┌─ Records to process

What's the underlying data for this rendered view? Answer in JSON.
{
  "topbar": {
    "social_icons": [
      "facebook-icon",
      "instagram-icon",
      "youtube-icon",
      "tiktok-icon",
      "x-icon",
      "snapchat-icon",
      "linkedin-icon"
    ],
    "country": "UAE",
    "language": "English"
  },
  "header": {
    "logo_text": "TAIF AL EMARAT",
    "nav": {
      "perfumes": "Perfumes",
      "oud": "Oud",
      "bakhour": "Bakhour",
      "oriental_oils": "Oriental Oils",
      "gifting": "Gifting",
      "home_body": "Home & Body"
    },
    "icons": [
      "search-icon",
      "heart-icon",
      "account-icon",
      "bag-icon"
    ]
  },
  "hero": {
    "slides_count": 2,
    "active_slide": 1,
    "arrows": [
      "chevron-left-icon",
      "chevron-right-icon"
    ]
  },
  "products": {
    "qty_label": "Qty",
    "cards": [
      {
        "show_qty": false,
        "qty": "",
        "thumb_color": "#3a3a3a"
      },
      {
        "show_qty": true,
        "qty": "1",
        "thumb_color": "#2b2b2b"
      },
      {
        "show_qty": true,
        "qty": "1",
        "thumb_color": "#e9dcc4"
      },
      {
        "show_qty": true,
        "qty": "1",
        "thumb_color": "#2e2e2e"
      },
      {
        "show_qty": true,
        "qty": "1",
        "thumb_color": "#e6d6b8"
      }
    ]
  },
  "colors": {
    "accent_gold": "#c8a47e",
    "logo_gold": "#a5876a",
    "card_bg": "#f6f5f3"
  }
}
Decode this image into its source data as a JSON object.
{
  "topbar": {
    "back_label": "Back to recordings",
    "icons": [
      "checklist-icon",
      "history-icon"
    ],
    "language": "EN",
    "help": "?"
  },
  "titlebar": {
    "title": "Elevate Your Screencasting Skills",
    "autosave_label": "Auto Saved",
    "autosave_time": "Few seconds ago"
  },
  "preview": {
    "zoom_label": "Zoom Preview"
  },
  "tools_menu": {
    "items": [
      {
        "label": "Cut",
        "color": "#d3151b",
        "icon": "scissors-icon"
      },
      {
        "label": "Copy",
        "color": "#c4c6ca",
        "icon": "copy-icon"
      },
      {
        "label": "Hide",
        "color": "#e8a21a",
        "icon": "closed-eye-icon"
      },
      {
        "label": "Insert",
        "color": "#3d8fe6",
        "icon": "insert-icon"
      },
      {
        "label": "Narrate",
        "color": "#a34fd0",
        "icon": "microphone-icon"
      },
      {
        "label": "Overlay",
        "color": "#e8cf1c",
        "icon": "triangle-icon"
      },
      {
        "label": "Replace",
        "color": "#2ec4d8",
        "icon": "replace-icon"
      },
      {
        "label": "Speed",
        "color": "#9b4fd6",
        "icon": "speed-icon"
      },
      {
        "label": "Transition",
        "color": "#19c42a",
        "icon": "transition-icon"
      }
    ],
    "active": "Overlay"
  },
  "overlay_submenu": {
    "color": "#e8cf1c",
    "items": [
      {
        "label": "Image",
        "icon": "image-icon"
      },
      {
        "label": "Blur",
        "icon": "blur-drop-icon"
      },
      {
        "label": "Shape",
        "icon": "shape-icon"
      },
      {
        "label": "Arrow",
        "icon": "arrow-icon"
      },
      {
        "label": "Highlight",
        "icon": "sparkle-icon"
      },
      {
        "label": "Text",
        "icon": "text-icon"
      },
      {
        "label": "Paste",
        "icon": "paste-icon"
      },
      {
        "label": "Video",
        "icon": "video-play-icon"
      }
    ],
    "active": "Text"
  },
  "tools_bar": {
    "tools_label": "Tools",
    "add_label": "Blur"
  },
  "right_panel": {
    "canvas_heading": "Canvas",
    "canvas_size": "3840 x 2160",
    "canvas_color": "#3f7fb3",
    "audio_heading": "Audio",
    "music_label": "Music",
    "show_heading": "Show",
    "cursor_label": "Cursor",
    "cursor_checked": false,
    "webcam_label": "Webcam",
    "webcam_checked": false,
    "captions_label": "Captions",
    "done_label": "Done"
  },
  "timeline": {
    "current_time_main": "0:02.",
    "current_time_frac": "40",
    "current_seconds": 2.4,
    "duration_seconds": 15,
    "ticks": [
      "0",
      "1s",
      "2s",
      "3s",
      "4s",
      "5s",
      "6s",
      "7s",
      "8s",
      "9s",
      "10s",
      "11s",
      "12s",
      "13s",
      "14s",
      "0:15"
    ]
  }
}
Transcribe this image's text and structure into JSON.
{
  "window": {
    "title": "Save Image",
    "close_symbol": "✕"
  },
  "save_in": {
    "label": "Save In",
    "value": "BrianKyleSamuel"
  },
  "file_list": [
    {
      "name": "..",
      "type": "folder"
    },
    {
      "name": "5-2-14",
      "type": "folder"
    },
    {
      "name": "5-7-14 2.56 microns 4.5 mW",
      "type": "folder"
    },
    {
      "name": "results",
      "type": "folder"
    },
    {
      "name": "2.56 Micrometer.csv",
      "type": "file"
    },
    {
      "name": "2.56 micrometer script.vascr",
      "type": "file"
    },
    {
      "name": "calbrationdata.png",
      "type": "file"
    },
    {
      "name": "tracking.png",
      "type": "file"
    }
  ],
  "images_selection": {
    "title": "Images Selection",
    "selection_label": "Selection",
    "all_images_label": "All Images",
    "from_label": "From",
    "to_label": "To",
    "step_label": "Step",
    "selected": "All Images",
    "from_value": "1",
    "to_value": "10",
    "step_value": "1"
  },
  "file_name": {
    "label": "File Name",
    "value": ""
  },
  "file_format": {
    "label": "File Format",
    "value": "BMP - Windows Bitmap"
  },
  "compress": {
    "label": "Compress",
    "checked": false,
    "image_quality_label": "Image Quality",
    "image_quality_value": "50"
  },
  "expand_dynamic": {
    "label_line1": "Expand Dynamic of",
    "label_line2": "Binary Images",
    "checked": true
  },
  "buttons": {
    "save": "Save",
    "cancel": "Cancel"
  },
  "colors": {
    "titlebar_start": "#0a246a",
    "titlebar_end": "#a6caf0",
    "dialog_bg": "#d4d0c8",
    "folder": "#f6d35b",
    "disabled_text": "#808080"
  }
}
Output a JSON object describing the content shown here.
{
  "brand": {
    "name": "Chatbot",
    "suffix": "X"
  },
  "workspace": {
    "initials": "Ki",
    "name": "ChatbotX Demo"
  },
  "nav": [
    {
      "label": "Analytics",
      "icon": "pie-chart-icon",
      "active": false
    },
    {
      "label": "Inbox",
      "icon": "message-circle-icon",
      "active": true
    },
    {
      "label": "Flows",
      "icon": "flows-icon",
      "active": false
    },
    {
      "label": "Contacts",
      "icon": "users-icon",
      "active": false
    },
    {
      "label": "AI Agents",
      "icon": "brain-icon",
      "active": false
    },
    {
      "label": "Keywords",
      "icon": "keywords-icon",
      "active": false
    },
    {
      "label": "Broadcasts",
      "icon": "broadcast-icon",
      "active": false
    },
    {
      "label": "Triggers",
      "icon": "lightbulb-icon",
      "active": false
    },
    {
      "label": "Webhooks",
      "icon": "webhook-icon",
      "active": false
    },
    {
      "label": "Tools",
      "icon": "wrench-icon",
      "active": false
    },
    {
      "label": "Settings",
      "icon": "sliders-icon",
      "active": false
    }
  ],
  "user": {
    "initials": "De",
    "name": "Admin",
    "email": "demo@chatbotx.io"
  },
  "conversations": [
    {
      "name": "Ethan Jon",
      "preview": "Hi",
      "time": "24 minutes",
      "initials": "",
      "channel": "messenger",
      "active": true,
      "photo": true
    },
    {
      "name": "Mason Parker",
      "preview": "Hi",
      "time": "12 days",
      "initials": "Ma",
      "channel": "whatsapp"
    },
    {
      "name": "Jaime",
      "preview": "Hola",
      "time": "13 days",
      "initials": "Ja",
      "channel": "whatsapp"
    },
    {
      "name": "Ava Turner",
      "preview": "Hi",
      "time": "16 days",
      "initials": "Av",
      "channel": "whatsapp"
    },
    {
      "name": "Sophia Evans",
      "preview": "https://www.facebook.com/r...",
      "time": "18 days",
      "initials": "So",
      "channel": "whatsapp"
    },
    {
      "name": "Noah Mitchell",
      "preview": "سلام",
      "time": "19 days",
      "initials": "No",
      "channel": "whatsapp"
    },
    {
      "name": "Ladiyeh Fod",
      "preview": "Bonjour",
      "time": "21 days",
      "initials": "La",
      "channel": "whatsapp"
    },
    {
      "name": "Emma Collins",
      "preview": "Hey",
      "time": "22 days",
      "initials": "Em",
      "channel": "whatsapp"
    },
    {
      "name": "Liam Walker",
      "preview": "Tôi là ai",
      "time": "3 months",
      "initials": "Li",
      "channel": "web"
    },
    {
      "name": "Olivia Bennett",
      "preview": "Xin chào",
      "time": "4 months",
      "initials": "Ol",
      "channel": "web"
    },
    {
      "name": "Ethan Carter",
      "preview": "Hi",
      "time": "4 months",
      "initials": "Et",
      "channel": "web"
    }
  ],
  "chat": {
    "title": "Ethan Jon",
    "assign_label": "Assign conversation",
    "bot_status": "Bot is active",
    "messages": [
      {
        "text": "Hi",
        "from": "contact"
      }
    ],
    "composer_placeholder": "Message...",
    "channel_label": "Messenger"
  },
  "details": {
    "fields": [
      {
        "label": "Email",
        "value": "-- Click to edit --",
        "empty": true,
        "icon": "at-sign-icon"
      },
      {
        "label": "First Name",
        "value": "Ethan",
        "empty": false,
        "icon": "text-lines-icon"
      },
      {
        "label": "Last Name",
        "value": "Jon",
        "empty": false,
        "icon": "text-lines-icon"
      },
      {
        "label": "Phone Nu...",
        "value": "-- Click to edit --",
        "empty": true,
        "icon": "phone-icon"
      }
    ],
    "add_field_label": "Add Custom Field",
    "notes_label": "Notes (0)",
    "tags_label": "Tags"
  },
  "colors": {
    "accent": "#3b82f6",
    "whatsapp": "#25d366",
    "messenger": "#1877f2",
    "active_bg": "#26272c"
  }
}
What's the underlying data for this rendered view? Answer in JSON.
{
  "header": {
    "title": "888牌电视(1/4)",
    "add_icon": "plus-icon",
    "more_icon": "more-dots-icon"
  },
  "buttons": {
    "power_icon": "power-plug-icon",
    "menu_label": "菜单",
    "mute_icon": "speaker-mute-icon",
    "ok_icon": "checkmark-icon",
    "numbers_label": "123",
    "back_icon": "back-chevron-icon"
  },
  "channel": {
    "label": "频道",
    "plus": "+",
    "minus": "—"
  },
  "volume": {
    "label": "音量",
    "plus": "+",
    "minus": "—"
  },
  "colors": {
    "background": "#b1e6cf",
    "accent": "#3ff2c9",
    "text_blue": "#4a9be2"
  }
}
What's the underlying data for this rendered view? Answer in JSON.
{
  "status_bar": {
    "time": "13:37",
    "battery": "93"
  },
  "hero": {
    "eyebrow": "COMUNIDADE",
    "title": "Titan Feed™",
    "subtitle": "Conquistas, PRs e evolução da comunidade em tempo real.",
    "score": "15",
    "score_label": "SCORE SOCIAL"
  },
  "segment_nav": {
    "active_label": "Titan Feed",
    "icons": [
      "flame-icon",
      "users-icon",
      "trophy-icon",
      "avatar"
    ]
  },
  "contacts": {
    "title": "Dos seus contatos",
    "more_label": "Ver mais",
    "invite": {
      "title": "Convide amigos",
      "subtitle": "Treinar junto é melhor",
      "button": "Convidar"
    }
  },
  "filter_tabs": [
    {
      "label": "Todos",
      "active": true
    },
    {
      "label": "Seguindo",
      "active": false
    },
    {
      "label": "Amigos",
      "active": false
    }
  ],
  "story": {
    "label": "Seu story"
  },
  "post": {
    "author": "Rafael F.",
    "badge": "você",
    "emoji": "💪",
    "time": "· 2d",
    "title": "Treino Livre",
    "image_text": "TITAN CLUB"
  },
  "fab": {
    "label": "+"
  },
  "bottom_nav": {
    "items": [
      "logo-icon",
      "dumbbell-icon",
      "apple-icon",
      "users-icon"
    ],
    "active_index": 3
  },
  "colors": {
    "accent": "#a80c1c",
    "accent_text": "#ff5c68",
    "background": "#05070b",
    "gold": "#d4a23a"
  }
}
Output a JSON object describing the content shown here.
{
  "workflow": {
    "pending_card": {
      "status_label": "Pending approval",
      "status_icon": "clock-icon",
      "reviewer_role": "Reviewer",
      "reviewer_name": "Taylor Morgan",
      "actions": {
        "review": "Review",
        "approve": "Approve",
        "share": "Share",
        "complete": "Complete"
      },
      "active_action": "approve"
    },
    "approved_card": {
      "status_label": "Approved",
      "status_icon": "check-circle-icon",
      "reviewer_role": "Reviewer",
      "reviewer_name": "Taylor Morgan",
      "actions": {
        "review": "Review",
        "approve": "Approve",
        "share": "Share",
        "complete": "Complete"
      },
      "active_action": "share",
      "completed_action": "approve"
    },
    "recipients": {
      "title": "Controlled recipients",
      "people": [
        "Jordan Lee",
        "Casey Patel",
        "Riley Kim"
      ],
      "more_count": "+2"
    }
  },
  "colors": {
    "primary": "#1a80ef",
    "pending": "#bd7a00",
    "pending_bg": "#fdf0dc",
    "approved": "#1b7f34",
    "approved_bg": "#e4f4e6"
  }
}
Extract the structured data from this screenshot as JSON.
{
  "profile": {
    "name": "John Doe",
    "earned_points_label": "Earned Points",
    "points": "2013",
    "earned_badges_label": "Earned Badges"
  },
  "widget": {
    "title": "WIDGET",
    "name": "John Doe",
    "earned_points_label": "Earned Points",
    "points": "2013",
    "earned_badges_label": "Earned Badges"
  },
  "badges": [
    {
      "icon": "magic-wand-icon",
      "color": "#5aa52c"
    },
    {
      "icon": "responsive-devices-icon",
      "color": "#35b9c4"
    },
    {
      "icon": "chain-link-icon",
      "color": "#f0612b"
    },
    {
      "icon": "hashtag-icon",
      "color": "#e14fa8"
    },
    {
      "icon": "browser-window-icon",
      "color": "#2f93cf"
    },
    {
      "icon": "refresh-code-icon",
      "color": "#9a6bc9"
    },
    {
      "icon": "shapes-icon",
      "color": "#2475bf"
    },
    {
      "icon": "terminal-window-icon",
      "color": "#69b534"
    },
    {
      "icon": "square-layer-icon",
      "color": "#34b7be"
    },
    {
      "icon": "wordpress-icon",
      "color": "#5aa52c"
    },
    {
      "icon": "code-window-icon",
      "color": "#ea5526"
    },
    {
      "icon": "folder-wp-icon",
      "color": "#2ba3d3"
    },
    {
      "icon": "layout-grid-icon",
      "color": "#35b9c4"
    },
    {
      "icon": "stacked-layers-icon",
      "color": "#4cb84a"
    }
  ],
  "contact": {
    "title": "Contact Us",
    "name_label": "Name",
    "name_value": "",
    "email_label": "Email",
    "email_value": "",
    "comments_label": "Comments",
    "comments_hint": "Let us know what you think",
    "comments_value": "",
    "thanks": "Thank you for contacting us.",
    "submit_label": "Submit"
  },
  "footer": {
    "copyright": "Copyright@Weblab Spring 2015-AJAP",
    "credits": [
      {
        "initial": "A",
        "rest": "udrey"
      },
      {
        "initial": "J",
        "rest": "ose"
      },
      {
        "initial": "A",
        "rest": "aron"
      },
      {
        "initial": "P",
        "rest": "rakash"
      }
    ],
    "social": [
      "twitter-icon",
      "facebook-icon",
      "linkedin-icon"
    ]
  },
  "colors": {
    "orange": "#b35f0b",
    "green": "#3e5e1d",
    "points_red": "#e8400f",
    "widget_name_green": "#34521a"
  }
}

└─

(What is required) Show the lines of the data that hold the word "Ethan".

(Written answer)
      "name": "Ethan Jon",
      "name": "Ethan Carter",
    "title": "Ethan Jon",
        "value": "Ethan",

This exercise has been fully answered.